Monument to the Unknown Woman Worker
[Comments on monument, in no particular order]
The fastest growing section of the
labour force are married women in
This work is only one part of a
mother's working day.
Woman's pay victory may open floodgate
A BELFAST WOMAN'S successful five-year battle for pay equality with male colleagues will lead to demands from thousands of women in the UK electricity industry for a review of their wages structure, a union leader claimed today. [newspaper headline]
All women working in the home
receive no direct wage.
Woman wins long fight for pay equality
Like mother - like daughter
Women do two-thirds of the world's
work, receive only two per cent
world's income and own less than one per
cent of the world's assets.
Almost 40% of women working for
income in Northern Ireland are part-time
workers. These women are almost always
badly paid. They work without health
benefits, holiday entitlements or pension
schemes. Part-time workers are also under
represented by trade unions.
Part time workers get raw deal say MP
The seven lowest paid jobs in
Northern Ireland are almost totally
done by women:
Proportion of women
Rag trade 91.8%
Shop Assistants 79.4%
Waitresses/Bar Work N.A.
Location. 54° 35.661′ N, 5° 56.077′ W. Marker is in Belfast, Northern Ireland, in County Antrim. Marker is at the intersection of Great Victoria Street (Northern Ireland Route A1) and Amelia Street, on the right when traveling south on Great Victoria Street. Touch for map. Marker is at or near this postal address: Great Northern Mall, Belfast, Northern Ireland BT2 7GN, United Kingdom. Touch for directions.
Other nearby markers. At least 8 other markers are within Great Victoria Street Station (a few steps from this marker); Crown Bar (within shouting distance of this marker); Great Victoria Street (about 90 meters away, measured in a direct line); Grand Opera House (about 90 meters away); Buildings & Housing (about 150 meters away); People (about 150 meters away); Industry (about 150 meters away); Culture (about 150 meters away). Touch for a list and map of all markers in Belfast.

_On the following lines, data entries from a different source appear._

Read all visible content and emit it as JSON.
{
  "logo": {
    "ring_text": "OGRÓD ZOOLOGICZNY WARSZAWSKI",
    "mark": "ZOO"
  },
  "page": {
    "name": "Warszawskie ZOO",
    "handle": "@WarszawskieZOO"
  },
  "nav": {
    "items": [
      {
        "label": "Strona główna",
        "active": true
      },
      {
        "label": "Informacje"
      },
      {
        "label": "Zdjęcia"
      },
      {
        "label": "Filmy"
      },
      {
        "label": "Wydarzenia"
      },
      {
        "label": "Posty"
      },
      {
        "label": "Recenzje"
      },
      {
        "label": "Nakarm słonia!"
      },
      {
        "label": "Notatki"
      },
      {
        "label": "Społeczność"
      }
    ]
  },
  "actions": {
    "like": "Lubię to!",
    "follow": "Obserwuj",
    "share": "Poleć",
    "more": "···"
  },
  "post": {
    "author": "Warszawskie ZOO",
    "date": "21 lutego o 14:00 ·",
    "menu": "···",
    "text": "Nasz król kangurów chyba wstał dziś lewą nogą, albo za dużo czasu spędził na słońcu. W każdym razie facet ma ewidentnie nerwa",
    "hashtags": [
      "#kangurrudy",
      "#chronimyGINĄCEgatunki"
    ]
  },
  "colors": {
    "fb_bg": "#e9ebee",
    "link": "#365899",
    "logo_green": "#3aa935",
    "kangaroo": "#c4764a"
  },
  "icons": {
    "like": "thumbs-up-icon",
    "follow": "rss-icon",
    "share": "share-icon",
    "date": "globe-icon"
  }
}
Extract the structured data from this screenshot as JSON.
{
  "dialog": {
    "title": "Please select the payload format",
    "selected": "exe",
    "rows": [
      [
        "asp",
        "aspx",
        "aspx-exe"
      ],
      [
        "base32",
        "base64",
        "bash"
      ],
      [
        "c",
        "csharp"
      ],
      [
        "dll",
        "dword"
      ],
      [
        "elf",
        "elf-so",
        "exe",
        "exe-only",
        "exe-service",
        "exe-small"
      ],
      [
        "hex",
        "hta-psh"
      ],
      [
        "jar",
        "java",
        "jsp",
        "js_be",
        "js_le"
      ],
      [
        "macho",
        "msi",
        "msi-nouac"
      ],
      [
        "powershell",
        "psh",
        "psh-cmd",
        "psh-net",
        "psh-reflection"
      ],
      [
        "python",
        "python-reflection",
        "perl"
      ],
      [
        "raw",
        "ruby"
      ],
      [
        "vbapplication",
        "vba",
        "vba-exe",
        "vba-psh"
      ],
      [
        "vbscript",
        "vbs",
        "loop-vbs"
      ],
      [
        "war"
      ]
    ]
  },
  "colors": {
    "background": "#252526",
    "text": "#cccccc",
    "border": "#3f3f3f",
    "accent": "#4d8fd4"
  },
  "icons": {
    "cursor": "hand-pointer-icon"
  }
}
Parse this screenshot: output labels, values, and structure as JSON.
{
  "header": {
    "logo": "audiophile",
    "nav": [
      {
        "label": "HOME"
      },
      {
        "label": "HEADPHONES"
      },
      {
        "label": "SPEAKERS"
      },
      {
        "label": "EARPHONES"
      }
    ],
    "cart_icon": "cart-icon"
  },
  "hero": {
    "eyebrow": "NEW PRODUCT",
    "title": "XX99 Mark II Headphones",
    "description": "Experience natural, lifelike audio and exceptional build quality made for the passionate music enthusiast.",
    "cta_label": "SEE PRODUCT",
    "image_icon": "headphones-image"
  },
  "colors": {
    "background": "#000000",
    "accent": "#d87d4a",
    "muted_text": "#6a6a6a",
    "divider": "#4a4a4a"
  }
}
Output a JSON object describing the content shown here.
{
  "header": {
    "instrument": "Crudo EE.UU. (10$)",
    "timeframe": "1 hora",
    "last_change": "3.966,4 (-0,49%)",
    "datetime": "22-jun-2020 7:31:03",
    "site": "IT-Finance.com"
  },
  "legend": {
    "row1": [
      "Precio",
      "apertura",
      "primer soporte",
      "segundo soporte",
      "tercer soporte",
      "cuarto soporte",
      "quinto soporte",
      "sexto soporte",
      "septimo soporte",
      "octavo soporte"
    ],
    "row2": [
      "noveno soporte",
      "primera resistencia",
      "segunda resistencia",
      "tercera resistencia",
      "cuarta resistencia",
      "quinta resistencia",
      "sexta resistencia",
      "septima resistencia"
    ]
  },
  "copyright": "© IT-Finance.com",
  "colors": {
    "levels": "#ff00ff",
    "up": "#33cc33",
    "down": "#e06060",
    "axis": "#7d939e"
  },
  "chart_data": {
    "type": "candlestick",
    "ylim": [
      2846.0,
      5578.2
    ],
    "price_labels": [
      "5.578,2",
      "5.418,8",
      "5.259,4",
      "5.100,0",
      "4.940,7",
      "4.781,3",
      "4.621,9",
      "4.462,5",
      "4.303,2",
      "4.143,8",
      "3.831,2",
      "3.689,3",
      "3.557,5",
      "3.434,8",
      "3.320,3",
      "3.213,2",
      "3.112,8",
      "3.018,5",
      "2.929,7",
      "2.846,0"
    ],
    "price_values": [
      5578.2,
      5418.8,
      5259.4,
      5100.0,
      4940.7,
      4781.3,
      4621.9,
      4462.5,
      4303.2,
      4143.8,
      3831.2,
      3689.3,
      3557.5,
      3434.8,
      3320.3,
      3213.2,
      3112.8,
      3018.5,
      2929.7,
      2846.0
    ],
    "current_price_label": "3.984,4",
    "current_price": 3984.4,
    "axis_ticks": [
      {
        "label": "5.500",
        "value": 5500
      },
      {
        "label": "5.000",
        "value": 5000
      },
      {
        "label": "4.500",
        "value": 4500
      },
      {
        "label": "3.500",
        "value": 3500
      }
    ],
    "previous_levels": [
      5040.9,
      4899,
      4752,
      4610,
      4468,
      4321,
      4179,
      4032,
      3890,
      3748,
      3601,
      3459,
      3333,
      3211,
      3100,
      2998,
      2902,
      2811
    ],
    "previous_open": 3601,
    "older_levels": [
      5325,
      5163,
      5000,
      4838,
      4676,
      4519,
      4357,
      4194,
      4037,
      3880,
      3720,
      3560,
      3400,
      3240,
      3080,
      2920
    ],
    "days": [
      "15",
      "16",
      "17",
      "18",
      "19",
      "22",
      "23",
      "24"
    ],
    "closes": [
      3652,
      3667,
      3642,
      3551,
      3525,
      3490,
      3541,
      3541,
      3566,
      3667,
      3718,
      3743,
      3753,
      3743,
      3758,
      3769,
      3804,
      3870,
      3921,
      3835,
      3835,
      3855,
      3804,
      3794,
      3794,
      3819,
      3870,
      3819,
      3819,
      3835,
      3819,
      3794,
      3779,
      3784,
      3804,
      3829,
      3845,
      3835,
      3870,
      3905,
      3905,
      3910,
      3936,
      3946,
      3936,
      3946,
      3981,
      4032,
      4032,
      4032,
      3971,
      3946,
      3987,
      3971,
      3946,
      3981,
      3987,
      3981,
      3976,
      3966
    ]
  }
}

Regarding Monument to the Unknown Woman Worker. The National College of Art and Design notes the following about Monument to the Unknown Woman Worker:
Originally commissioned by the Dept. of the Environment, Belfast for a new square behind the Crown Bar. The commission brief was to figuratively reflect the social history of the locality, described only in terms of prostitution.
Walsh was not willing to represent women’s experience only in those terms.
This proposal involved an alternative take on commemorative figurative public
sculpture; in particular monuments to the unknown soldier. Focusing the experience of women in the labor force and in particular issues like the lack of equal pay for women and fact that workers in the home receive no wages, she embedded statistics, text and symbolic objects into the surface of the bronze figures, highlighting
This became the underlying context regarding women and prostitution. However the sculpture became the subject of a bizarre media and political controversy and was banned from public property by Belfast City Council. The work was subsequently re-commissioned by a private developer and finally sited in Great Victoria Street, out side the Train Station.
Also see . . . Monument to the Unknown Woman Worker at Wikipedia. (Submitted on May 19, 2019, by William Fischer, Jr. of Scranton, Pennsylvania.)
Categories. • Civil Rights • Industry & Commerce • Women •
Credits. This page was last revised on May 19, 2019. This page originally submitted on May 19, 2019, by William Fischer, Jr. of Scranton, Pennsylvania. This page has been viewed 41 times since then. Photos: 1, 2, 3, 4, 5, 6, 7, 8, 9, 10, 11. submitted on May 19, 2019, by William Fischer, Jr. of Scranton, Pennsylvania.